─── MATERIAL SUPPLIED ───

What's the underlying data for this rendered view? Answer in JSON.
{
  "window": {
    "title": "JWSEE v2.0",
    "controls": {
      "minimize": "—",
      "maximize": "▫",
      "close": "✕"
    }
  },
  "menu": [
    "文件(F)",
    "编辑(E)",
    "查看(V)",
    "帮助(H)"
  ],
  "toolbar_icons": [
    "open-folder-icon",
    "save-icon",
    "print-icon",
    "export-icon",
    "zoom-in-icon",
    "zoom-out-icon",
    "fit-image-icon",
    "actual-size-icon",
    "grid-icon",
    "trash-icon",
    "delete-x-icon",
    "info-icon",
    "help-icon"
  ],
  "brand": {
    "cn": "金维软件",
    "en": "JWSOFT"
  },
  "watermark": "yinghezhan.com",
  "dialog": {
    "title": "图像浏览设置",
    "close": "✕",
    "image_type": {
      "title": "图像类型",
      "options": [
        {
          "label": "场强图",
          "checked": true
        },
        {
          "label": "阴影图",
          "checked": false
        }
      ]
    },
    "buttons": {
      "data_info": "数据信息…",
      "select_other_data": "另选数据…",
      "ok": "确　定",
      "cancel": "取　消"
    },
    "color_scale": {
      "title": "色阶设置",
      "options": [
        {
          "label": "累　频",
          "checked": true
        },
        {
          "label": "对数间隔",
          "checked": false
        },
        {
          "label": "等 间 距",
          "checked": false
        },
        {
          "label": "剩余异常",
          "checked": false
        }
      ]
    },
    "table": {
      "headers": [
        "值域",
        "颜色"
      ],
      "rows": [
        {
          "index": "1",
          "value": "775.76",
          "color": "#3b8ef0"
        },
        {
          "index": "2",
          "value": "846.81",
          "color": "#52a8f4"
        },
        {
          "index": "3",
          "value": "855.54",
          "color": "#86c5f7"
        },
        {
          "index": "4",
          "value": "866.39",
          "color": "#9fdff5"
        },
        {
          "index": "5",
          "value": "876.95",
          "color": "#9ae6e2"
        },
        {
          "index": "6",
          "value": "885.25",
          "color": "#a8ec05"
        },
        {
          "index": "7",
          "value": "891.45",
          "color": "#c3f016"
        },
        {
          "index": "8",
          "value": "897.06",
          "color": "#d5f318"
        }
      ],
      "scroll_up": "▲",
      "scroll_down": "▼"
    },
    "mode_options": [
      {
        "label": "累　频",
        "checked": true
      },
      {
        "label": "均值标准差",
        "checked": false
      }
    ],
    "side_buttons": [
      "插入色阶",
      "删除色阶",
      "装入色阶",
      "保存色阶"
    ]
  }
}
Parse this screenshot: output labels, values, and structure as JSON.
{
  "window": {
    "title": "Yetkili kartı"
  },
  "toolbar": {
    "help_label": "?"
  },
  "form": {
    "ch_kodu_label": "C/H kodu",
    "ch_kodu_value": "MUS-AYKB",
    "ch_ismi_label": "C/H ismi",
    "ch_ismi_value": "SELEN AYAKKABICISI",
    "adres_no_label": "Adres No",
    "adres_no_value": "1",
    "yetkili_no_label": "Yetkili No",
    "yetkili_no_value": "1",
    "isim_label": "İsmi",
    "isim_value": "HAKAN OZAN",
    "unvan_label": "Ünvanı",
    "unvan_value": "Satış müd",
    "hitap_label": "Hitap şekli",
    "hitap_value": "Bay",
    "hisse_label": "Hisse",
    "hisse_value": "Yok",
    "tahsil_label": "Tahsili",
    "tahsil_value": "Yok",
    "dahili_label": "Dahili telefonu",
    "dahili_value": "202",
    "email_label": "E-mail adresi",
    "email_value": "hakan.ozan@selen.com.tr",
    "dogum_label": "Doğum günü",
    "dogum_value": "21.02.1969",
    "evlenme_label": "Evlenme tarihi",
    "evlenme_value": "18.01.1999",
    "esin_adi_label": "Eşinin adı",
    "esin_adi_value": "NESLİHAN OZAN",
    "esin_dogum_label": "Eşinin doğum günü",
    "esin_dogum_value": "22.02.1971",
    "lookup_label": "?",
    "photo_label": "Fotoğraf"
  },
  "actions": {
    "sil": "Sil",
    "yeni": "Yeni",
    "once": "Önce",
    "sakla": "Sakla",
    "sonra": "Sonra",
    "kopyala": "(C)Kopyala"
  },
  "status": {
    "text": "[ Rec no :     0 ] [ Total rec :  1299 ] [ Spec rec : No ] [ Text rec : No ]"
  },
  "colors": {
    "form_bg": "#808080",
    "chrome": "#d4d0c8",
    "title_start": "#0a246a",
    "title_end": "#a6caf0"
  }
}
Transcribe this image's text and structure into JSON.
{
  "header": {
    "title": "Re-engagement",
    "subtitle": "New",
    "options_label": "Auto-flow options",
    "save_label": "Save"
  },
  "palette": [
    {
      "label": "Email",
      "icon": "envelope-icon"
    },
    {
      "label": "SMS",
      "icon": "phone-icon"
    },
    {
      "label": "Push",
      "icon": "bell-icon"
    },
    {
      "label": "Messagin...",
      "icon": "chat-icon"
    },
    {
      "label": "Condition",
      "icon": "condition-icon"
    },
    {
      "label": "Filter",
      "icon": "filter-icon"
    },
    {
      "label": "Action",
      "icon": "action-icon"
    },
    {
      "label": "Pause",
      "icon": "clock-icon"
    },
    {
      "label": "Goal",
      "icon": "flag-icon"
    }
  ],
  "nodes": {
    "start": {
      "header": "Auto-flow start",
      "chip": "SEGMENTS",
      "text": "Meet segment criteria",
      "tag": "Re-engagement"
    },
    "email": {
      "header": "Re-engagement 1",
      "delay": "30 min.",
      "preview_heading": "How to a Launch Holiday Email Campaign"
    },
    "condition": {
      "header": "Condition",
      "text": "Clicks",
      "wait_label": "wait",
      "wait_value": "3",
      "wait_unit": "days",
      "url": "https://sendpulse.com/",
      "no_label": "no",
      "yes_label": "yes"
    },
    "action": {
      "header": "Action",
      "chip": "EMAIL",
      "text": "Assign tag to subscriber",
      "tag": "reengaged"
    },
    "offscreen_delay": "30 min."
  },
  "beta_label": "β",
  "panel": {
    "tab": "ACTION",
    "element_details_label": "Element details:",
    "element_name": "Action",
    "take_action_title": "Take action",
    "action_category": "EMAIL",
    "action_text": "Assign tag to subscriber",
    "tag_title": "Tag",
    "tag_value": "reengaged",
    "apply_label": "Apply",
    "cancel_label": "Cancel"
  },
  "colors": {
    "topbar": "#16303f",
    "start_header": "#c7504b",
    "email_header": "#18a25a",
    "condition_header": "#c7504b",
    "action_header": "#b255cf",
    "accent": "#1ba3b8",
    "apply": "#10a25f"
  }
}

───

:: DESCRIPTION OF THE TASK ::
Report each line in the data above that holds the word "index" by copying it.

:: EXERCISE OUTPUT ::
          "index": "1",
          "index": "2",
          "index": "3",
          "index": "4",
          "index": "5",
          "index": "6",
          "index": "7",
          "index": "8",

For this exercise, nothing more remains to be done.